Kern County Supervisors will hear an ambitious pitch from the developers of the proposed Cal Centre music festival venue Tuesday.
Daniel Rudnick and his father Phil are hoping supervisors will allow them to develop a 255-acre site at the corner of 7th Standard Road and Interstate 5, converting that open farmland into a venue that could host as many as 65,000 guests for music festivals in the spirit of Coachella or Stagecoach.
The Rudnicks face opposition from Buttonwillow area farmers who have raised concerns about traffic congestion, pesticide overspray and the impact to their farming operations.
The Kern County Planning Commission voted against the project last month and, in response, the Rudnicks rolled back their original plan for a permanent venue that could host up to eight festivals a year.
On Tuesday they’ll ask supervisors to issue them a permit to run three events per year for three years.
Daniel Rudnick said the group is hoping to prove, in those three years, that the project is a long-term cultural and economic benefit to Kern County.
“Some of my neighbors are irritated at the fact that a music festival would come to our property,” he said. “They’re all great people. But they feel like it will be farmaggeddon out in Buttonwillow – the end of all farming.”
Pesticide concerns, Rudnick said, are a bit of red herring because the site will be in operation for only nine days of each year.
Traffic will be well handled, he said, and he offered letters from Caltrans and the California Highway Patrol clearing the project as long as Rudnicks and the event management firms they might hire to run the festivals cooperate with authorities.
“We look at every event months in advance and we develop collaboratively a traffic management plan using all the tools in the Caltrans and CHP toolbox,” Rudnick said. “We’ve designed something that will have more headroom than the peak amount of traffic we expect.”
Ultimately, he said, the venue could be an amazing boon to Kern County, bringing millions of dollars into the county along with major music acts, amazing art and international recognition.
The Rudnicks have pushed hard to convince the community that Cal Centre will be a great improvement to the life of the community.
A gala dinner was held on Wednesday to promote the project and a glossy video and website laud its features.

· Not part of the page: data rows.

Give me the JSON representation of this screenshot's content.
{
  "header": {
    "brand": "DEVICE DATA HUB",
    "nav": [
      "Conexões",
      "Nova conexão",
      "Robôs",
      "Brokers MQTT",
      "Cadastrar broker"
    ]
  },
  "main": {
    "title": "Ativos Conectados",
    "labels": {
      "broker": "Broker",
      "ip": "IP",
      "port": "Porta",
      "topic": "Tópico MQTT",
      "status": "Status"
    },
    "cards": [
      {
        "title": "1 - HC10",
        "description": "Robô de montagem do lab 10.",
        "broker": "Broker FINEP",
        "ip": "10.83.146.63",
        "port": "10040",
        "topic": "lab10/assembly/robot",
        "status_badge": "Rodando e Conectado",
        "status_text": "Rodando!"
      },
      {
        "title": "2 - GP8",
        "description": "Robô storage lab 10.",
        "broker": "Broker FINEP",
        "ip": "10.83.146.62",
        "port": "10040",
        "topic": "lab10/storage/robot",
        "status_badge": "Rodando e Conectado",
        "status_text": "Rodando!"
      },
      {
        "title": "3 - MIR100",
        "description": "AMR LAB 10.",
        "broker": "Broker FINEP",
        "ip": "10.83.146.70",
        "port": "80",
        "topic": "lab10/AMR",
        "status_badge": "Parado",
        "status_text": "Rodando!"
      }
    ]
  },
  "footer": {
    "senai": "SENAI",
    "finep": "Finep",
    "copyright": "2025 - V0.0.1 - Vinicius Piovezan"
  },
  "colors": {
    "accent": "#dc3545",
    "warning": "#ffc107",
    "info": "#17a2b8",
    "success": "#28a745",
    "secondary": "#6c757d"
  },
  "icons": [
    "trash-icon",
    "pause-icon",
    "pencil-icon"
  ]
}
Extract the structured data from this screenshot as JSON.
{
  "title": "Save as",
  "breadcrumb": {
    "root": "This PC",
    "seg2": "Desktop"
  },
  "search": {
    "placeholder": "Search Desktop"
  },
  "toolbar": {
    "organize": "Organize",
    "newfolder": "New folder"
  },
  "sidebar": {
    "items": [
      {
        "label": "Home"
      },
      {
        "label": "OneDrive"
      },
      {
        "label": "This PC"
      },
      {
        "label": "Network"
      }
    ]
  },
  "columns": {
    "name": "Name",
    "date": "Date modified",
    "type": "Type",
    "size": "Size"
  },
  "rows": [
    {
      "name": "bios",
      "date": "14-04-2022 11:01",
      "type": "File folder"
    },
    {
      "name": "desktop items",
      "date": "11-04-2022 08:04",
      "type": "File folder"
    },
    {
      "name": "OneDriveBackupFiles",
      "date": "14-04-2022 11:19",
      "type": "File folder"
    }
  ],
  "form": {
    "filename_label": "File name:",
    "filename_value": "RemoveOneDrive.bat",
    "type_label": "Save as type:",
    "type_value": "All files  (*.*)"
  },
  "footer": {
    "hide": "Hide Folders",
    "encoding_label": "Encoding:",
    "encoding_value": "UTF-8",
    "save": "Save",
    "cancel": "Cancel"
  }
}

The Rudnicks commissioned a Cal State Bakersfield economic study based on the original proposal for an eight annual event center. That study projected $50 million in direct and indirect economic benefits as visitors drop money on tickets, hotels, meals, swag, gas and other products.
But farm interests have been strong in sharing their opposition to the project among themselves and with Kern County in letters, e-mails and appearances at public meetings.
“One event is one too many,” wrote farmer Cathy Palla in an August e-mail to other farmers in the area. “This company is trying to get their foot in the door.”
Many of the opponents are leaders with substantial credibility in the agriculture community.
“This is totally an agricultural production area and should stay that way. It is zoned for agriculture for all the reasons that people have written to you. How would you like to be invaded by 85,000 people? I’m sure they are not just going to be drinking Coca-Cola and water, and now they have marijuana, which is legal,” wrote prominent farmer Fred Starhh in a letter. “This project does not match up with agriculture production. We are totally opposed to this plan and support the opposition letters and comments you have received.”
The project includes 40 acres of camping space and 113 acres of parking wrapped around a 90-acre concert venue.
Kern County supervisors heard the pitch from Rudnick and his team on Sept. 19 but chose to postpone a decision on the conditional use permit until Tuesday.
The Kern County Planning Department is recommending that supervisors deny the conditional use permit for Cal Centre based on the decision of the Kern County Planning Commission.